GIVEN DATA:
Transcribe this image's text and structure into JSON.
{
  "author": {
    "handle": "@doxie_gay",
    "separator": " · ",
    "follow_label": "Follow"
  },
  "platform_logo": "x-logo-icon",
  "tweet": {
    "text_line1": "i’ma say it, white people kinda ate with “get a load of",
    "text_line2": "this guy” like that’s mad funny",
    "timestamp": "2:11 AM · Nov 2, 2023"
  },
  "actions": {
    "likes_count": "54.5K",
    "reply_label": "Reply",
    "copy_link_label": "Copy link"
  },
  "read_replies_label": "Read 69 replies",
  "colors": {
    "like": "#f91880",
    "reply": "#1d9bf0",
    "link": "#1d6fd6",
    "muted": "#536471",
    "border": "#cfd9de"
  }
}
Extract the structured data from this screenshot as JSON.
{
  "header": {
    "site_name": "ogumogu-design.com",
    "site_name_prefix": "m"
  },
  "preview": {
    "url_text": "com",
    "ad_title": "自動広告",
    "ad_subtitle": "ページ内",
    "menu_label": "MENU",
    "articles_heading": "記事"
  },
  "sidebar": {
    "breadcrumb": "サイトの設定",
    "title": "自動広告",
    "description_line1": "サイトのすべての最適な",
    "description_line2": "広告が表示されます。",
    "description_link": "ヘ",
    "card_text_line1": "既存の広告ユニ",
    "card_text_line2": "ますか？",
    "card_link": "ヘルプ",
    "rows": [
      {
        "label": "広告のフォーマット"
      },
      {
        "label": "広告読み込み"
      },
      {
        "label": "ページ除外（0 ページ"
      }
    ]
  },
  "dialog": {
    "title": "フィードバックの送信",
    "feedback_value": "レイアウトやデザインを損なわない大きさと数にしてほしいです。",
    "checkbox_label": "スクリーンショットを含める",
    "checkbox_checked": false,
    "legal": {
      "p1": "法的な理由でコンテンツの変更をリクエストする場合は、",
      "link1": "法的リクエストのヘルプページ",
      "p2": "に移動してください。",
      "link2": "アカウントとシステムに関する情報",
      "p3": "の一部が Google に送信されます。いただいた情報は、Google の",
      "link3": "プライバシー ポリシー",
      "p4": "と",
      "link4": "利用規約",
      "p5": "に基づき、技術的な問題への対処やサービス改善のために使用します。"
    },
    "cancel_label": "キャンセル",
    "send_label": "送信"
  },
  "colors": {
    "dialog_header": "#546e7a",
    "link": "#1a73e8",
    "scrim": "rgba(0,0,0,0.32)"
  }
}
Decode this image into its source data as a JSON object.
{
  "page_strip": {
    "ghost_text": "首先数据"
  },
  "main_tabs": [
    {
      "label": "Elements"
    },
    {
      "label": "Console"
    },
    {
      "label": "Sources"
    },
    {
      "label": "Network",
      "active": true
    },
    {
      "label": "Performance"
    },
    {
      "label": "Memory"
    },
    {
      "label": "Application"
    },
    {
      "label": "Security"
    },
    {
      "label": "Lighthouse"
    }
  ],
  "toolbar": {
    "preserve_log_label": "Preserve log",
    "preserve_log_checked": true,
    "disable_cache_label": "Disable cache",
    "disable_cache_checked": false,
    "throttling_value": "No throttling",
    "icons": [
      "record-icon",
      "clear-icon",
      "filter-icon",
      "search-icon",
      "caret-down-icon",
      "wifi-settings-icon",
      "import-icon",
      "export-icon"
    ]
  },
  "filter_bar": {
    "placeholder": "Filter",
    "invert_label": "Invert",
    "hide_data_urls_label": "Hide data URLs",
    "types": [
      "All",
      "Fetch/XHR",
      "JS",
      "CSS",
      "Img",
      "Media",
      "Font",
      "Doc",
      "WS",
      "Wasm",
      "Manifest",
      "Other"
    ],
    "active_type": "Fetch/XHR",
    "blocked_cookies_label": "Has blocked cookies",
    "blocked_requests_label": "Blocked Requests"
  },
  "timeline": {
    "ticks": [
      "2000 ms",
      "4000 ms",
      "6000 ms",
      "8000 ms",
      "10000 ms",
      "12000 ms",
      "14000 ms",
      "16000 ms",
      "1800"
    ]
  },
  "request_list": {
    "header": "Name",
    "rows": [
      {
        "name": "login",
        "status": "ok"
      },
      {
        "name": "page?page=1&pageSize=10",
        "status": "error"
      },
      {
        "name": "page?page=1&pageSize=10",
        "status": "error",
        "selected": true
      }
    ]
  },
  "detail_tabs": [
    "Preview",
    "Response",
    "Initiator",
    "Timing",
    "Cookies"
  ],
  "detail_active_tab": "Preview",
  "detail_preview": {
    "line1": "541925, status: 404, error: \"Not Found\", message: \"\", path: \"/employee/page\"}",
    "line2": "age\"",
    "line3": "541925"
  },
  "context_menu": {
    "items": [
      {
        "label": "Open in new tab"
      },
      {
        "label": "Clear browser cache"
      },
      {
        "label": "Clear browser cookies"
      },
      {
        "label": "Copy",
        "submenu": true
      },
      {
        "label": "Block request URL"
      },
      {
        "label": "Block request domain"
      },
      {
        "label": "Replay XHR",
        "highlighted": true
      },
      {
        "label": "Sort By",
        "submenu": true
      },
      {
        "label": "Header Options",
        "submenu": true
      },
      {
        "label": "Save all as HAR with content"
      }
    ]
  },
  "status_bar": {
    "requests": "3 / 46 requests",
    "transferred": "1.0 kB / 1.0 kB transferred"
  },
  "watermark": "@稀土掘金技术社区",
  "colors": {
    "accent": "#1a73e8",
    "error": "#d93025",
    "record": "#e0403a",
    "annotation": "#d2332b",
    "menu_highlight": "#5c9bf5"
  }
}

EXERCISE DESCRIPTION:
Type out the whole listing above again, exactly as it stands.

EXERCISE SOLUTION:
Transcribe this image's text and structure into JSON.
{
  "author": {
    "handle": "@doxie_gay",
    "separator": " · ",
    "follow_label": "Follow"
  },
  "platform_logo": "x-logo-icon",
  "tweet": {
    "text_line1": "i’ma say it, white people kinda ate with “get a load of",
    "text_line2": "this guy” like that’s mad funny",
    "timestamp": "2:11 AM · Nov 2, 2023"
  },
  "actions": {
    "likes_count": "54.5K",
    "reply_label": "Reply",
    "copy_link_label": "Copy link"
  },
  "read_replies_label": "Read 69 replies",
  "colors": {
    "like": "#f91880",
    "reply": "#1d9bf0",
    "link": "#1d6fd6",
    "muted": "#536471",
    "border": "#cfd9de"
  }
}
Extract the structured data from this screenshot as JSON.
{
  "header": {
    "site_name": "ogumogu-design.com",
    "site_name_prefix": "m"
  },
  "preview": {
    "url_text": "com",
    "ad_title": "自動広告",
    "ad_subtitle": "ページ内",
    "menu_label": "MENU",
    "articles_heading": "記事"
  },
  "sidebar": {
    "breadcrumb": "サイトの設定",
    "title": "自動広告",
    "description_line1": "サイトのすべての最適な",
    "description_line2": "広告が表示されます。",
    "description_link": "ヘ",
    "card_text_line1": "既存の広告ユニ",
    "card_text_line2": "ますか？",
    "card_link": "ヘルプ",
    "rows": [
      {
        "label": "広告のフォーマット"
      },
      {
        "label": "広告読み込み"
      },
      {
        "label": "ページ除外（0 ページ"
      }
    ]
  },
  "dialog": {
    "title": "フィードバックの送信",
    "feedback_value": "レイアウトやデザインを損なわない大きさと数にしてほしいです。",
    "checkbox_label": "スクリーンショットを含める",
    "checkbox_checked": false,
    "legal": {
      "p1": "法的な理由でコンテンツの変更をリクエストする場合は、",
      "link1": "法的リクエストのヘルプページ",
      "p2": "に移動してください。",
      "link2": "アカウントとシステムに関する情報",
      "p3": "の一部が Google に送信されます。いただいた情報は、Google の",
      "link3": "プライバシー ポリシー",
      "p4": "と",
      "link4": "利用規約",
      "p5": "に基づき、技術的な問題への対処やサービス改善のために使用します。"
    },
    "cancel_label": "キャンセル",
    "send_label": "送信"
  },
  "colors": {
    "dialog_header": "#546e7a",
    "link": "#1a73e8",
    "scrim": "rgba(0,0,0,0.32)"
  }
}
Decode this image into its source data as a JSON object.
{
  "page_strip": {
    "ghost_text": "首先数据"
  },
  "main_tabs": [
    {
      "label": "Elements"
    },
    {
      "label": "Console"
    },
    {
      "label": "Sources"
    },
    {
      "label": "Network",
      "active": true
    },
    {
      "label": "Performance"
    },
    {
      "label": "Memory"
    },
    {
      "label": "Application"
    },
    {
      "label": "Security"
    },
    {
      "label": "Lighthouse"
    }
  ],
  "toolbar": {
    "preserve_log_label": "Preserve log",
    "preserve_log_checked": true,
    "disable_cache_label": "Disable cache",
    "disable_cache_checked": false,
    "throttling_value": "No throttling",
    "icons": [
      "record-icon",
      "clear-icon",
      "filter-icon",
      "search-icon",
      "caret-down-icon",
      "wifi-settings-icon",
      "import-icon",
      "export-icon"
    ]
  },
  "filter_bar": {
    "placeholder": "Filter",
    "invert_label": "Invert",
    "hide_data_urls_label": "Hide data URLs",
    "types": [
      "All",
      "Fetch/XHR",
      "JS",
      "CSS",
      "Img",
      "Media",
      "Font",
      "Doc",
      "WS",
      "Wasm",
      "Manifest",
      "Other"
    ],
    "active_type": "Fetch/XHR",
    "blocked_cookies_label": "Has blocked cookies",
    "blocked_requests_label": "Blocked Requests"
  },
  "timeline": {
    "ticks": [
      "2000 ms",
      "4000 ms",
      "6000 ms",
      "8000 ms",
      "10000 ms",
      "12000 ms",
      "14000 ms",
      "16000 ms",
      "1800"
    ]
  },
  "request_list": {
    "header": "Name",
    "rows": [
      {
        "name": "login",
        "status": "ok"
      },
      {
        "name": "page?page=1&pageSize=10",
        "status": "error"
      },
      {
        "name": "page?page=1&pageSize=10",
        "status": "error",
        "selected": true
      }
    ]
  },
  "detail_tabs": [
    "Preview",
    "Response",
    "Initiator",
    "Timing",
    "Cookies"
  ],
  "detail_active_tab": "Preview",
  "detail_preview": {
    "line1": "541925, status: 404, error: \"Not Found\", message: \"\", path: \"/employee/page\"}",
    "line2": "age\"",
    "line3": "541925"
  },
  "context_menu": {
    "items": [
      {
        "label": "Open in new tab"
      },
      {
        "label": "Clear browser cache"
      },
      {
        "label": "Clear browser cookies"
      },
      {
        "label": "Copy",
        "submenu": true
      },
      {
        "label": "Block request URL"
      },
      {
        "label": "Block request domain"
      },
      {
        "label": "Replay XHR",
        "highlighted": true
      },
      {
        "label": "Sort By",
        "submenu": true
      },
      {
        "label": "Header Options",
        "submenu": true
      },
      {
        "label": "Save all as HAR with content"
      }
    ]
  },
  "status_bar": {
    "requests": "3 / 46 requests",
    "transferred": "1.0 kB / 1.0 kB transferred"
  },
  "watermark": "@稀土掘金技术社区",
  "colors": {
    "accent": "#1a73e8",
    "error": "#d93025",
    "record": "#e0403a",
    "annotation": "#d2332b",
    "menu_highlight": "#5c9bf5"
  }
}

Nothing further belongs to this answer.